The Chinese New Year holiday gave me plenty of time to relax and get some Advance Wars Dual Strike play in, but on the last two days I was blessed with a new game, Professor Layton and the Curious Village.
This game is a collection of mini-games and puzzles all following the main plot line of a mysterious treasure. The person who finds this treasure will be left the entire estate, which coincidentally includes the entire village. Along the way Layton encounters additional trials including solving a murder and finding out what the strange tower is in the middle of the town.
The great thing about this game is what it contains:
- A strong plot-line
- Puzzles that range from simple to complex
- A built in hint system for less skilled users
- A free weekly puzzle that can be downloaded from the internet
- Full-motion animation and voice acting
- A quirky retro art style
I recommend anyone who is fond of puzzles (including Martin Gardner fans), mysteries, and logic games check this game out. The great thing is that the website has a fully interactive demo which demonstrates the play mechanics of the game, meaning you can try before you buy.
I guess I should not be too surprised that Adobe isn’t supporting the Mac platform to the fullest.
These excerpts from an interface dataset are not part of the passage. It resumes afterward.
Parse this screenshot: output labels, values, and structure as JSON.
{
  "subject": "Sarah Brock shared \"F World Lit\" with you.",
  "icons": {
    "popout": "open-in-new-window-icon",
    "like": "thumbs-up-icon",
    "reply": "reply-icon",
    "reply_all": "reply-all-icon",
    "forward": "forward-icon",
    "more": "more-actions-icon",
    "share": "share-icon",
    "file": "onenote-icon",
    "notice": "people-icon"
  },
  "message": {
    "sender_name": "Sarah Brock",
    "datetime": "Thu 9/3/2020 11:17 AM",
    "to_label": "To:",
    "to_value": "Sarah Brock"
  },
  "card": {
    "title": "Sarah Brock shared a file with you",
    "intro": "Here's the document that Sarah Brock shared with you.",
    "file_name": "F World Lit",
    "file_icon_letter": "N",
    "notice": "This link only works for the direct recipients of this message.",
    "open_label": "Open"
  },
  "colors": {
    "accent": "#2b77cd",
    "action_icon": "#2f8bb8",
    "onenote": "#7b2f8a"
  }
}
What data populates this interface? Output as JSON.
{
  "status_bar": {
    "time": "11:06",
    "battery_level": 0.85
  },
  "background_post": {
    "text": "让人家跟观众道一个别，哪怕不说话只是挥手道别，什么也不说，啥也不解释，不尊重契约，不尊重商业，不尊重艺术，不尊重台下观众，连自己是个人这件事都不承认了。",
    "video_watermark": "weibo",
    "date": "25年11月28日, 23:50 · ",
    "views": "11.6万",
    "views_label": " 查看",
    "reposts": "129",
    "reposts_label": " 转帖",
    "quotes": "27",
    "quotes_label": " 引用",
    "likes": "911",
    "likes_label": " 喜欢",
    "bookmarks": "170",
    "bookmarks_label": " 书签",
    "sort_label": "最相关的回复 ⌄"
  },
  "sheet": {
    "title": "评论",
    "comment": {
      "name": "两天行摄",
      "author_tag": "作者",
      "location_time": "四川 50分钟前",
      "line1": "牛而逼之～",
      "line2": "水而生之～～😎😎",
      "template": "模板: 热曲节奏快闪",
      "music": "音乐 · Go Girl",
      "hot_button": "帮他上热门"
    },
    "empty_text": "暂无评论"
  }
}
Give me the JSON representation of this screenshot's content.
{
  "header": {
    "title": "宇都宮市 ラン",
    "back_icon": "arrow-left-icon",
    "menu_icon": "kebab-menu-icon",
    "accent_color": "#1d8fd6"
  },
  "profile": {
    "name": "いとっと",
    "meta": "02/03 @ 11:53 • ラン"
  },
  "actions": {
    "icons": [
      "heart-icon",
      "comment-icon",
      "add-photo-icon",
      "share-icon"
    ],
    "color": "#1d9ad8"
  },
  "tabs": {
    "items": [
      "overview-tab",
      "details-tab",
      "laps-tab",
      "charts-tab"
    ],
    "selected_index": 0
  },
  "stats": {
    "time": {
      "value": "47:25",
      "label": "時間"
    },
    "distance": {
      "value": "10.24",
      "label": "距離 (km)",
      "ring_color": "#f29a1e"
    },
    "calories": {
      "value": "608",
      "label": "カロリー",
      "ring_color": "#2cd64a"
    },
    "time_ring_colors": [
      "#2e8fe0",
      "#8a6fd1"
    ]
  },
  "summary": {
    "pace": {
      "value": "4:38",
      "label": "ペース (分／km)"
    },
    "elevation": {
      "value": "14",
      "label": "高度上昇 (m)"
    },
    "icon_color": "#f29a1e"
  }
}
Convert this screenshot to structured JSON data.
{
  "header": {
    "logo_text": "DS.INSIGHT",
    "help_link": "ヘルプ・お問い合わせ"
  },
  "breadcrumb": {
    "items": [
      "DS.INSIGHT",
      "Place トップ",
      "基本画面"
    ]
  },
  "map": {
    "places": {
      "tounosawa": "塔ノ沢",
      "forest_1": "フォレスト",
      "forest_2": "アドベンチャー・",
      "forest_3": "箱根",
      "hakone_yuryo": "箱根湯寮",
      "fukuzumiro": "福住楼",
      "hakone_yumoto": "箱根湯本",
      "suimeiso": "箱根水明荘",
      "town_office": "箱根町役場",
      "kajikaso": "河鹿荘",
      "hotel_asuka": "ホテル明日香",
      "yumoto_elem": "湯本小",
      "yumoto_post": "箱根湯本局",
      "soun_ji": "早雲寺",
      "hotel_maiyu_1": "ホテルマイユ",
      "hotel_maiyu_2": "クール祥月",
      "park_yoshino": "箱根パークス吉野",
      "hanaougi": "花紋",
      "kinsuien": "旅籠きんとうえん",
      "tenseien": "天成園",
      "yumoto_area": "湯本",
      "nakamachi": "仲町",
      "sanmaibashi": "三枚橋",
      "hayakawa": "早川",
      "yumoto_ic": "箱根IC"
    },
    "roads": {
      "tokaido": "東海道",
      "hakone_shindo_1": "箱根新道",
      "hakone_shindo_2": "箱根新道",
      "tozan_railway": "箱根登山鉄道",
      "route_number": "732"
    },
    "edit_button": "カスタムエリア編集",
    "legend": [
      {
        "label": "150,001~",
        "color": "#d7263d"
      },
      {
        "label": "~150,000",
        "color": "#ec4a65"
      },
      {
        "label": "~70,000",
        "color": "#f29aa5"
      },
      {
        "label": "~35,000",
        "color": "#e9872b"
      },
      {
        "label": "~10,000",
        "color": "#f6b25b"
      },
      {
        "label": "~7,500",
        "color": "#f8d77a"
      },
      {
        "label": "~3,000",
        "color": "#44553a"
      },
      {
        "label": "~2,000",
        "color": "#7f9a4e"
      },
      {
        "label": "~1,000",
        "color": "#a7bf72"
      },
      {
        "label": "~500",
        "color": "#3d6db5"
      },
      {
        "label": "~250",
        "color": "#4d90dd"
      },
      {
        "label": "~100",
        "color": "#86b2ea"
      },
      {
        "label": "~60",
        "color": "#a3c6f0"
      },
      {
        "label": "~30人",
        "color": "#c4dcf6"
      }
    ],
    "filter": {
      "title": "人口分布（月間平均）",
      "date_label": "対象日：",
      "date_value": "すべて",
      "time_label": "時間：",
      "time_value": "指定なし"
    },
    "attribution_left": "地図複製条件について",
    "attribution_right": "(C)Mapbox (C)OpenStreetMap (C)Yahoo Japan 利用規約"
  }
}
The thing I don’t understand is how they were unprepared for the Leopard 10.5 update.
When Leopard was first updated Adobe released a notice concerning their support for the latest version of Mac OS Leopard. Interestingly enough this report was published as an Acrobat file. Now why is this interesting? Well, one of their comments was that Acrobat 8.0 will encounter issues on OS X 10.5. Well how could you view this support article? Well, acording to Adobe you couldn’t use Acrobat, but don’t take my word for it:
[Adobe Acrobat Professional] Requires update to 8.1.2 for full compatibility. Expected to be available in English, French, German, and Japanese in late January 2008. Additional languages expected shortly thereafter.
Adobe had a similar comment for their free Adobe Reader application:
[Adobe Reader] Requires Adobe Reader 8.1.2 for full compatibility. Expected to be available in late January 2008.
Well January 31st came and went and there was no update from Adobe. Sure, the press gave a pass to them, but what about the “Creative Professionals” who rely upon these tools? Well, I guess Adobe has been giving similar signals for the past few years and it seems like they would rather all of the Mac users just switch over to Vista because the 12% of the market Mac users will have by 2011 is too small of a market for them.
The thing I do not understand is how MacWorld can claim that Adobe is one of the closest developers to Apple and they don’t cry foul when Adobe was unprepared for the stealthy and minimal release of Mac OS Leopard. I guess Adobe thought that no-one would upgrade, and I guess MacWorld was worried about losing advertising dollars from Adobe. That’s journalism for you.
Posted in News, OS X, Story
MacWorld recently released a review for the MacBook Air where they gave the machine a rating 3.5 out of 5. I am in fact a bit more inclined to purchase one now though, for two reasons.
- They tested the 1.6 GHz version, and the 1.8 will be faster
- They said:
The MacBook Air came on the heels of using a 2.16GHz MacBook, and I found its speeds in day-to-day use to be perfectly sufficient. … Using Photoshop CS3 to do some minor image tweaking seemed perfectly fine.”
The 2.16 GHz is faster than my laptop, meaning someone using something faster didn’t notice anything. MacWorld then goes on to say:
Then there will be those who … will adopt the MacBook Air as their primary Mac—simply because they’re laptop-only users who want that laptop to be as small as possible.
This is how I feel – I honestly am not so happy with all of the reviews out there who say the machine is “slow” because that is based on an opnion, and as nice as opinions are, they are irrelevant. If I perceive the machine to be as fast as my current machine, I know I will be happy.